The fact that Neighborworks was willing to take on the renovation, combined with the fact that many of Fresh Start Farms farmers live in that neighborhood, made it easy for them to say yes.
Last week the lease was signed and the former Tickler’s TV Lab at 150 Spruce St. got a new lease on life.
Sandra Almonte, who owns Don Quijote Restaurant around the corner on Union Street, is looking forward to the opening of the Hub. She sees it as a way of making the diverse groups of people in the neighborhood feel more at home. “Most of us that immigrate to the US are raised having fresh and organic fruits and vegetables right in our backyard. Having ORIS right here is just outstanding,” she said.
She also sees this as an important step toward revitalizing the neighborhood. ”As soon as our city gets back into a normalcy mode, I am looking to find collaborators to beautify our neighborhood and Spruce, Cedar, and Union Streets. It will be my first priority,” she added.
The Fresh Start Farms Hub plans to be open when the farm share season begins on June 3. It includes a 400 square foot retail area that will be open to the public on Thursdays from 2 to 4 p.m. They hope to add new products like fresh eggs and non-perishables. “We’d love to invite everyone in when it opens, but we may need to limit service to curbside pick-up because of the coronavirus.” Small said.
Fortunately, the rhythms of farming are less susceptible to disruption from the coronavirus. Each farmer at Fresh Start Farms has their own plot and their own greenhouse, so social distancing is easy. According to Small, work on the back end is right on schedule, seedlings are germinating in the greenhouses and fields are being plowed and planted. His biggest concern is where to find enough hand sanitizer for the upcoming season of farmers’ markets.
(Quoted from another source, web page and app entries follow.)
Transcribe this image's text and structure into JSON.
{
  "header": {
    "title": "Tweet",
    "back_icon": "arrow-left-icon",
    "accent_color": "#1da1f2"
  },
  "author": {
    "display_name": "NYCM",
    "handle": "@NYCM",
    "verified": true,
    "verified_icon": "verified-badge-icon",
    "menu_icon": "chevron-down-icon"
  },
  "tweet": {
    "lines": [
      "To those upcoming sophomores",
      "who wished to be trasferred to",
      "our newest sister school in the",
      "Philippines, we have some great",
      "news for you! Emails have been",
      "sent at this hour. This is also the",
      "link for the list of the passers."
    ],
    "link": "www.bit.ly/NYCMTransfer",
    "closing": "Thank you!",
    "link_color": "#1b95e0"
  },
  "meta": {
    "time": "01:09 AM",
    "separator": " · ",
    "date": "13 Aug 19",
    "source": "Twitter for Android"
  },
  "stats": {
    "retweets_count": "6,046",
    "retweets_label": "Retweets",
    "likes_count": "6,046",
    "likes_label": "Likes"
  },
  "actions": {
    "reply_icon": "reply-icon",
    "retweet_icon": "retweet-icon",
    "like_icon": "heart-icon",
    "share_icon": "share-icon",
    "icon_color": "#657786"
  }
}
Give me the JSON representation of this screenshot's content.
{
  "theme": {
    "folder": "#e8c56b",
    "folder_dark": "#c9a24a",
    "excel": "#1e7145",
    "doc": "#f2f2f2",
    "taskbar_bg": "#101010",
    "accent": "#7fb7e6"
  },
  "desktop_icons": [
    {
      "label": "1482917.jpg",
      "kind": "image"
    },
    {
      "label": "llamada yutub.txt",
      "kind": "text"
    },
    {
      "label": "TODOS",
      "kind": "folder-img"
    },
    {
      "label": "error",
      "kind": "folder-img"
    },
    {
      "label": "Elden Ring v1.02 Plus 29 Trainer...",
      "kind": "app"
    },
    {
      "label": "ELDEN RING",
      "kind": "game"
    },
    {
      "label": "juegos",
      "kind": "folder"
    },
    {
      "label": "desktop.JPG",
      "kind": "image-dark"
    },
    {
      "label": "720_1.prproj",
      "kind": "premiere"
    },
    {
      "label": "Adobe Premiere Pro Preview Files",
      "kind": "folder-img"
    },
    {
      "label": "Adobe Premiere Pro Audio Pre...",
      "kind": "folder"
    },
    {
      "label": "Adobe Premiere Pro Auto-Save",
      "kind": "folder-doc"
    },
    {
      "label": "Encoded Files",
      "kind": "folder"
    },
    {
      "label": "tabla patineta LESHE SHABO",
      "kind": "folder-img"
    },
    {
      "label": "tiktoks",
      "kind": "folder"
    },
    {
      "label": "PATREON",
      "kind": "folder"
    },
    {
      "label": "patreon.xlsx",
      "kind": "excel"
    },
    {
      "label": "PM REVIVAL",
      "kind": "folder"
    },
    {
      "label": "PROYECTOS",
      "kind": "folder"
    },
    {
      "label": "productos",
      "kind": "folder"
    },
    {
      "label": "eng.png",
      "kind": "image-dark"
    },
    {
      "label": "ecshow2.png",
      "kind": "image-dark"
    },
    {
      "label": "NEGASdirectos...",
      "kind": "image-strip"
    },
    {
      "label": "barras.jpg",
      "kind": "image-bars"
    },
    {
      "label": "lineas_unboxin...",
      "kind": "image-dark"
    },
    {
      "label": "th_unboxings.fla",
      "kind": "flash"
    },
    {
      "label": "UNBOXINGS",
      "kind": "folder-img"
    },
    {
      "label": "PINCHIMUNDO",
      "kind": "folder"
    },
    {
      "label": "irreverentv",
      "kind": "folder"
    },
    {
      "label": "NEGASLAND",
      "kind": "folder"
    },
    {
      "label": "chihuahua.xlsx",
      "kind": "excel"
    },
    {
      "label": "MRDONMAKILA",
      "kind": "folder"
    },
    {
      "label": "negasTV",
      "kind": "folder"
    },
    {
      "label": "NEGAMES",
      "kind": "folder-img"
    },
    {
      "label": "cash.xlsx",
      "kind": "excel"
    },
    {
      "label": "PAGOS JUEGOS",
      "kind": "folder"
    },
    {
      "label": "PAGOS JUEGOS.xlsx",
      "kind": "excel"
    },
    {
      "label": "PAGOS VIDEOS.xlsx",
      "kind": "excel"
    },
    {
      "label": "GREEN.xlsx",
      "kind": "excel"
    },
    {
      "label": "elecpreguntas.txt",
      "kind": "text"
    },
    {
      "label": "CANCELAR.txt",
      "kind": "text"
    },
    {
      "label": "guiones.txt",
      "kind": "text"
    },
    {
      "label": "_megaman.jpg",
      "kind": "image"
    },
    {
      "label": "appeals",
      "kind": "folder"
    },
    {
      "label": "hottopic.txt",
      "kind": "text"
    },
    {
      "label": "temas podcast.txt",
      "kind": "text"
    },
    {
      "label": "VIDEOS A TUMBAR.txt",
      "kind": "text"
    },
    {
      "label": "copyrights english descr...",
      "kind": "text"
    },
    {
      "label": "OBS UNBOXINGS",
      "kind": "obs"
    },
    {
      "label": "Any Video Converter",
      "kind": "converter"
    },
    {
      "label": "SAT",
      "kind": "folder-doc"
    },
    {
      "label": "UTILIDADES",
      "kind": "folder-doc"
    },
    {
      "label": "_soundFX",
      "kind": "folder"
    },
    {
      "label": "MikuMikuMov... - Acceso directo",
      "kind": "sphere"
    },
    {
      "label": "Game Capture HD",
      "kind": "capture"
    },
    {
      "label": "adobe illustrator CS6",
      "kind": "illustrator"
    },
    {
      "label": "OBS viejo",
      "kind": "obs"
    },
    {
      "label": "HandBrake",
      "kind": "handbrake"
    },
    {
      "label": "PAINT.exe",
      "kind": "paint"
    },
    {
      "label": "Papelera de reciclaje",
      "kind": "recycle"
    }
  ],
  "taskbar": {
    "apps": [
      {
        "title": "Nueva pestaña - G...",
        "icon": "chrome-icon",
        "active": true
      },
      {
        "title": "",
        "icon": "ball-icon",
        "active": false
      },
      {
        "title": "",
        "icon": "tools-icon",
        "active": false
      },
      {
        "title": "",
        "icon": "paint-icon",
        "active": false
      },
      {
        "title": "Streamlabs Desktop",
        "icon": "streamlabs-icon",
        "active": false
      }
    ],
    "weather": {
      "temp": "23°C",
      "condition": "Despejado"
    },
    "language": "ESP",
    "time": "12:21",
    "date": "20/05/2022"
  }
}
Editor’s note: The auction sale price of the building has been corrected from an earlier version of the story.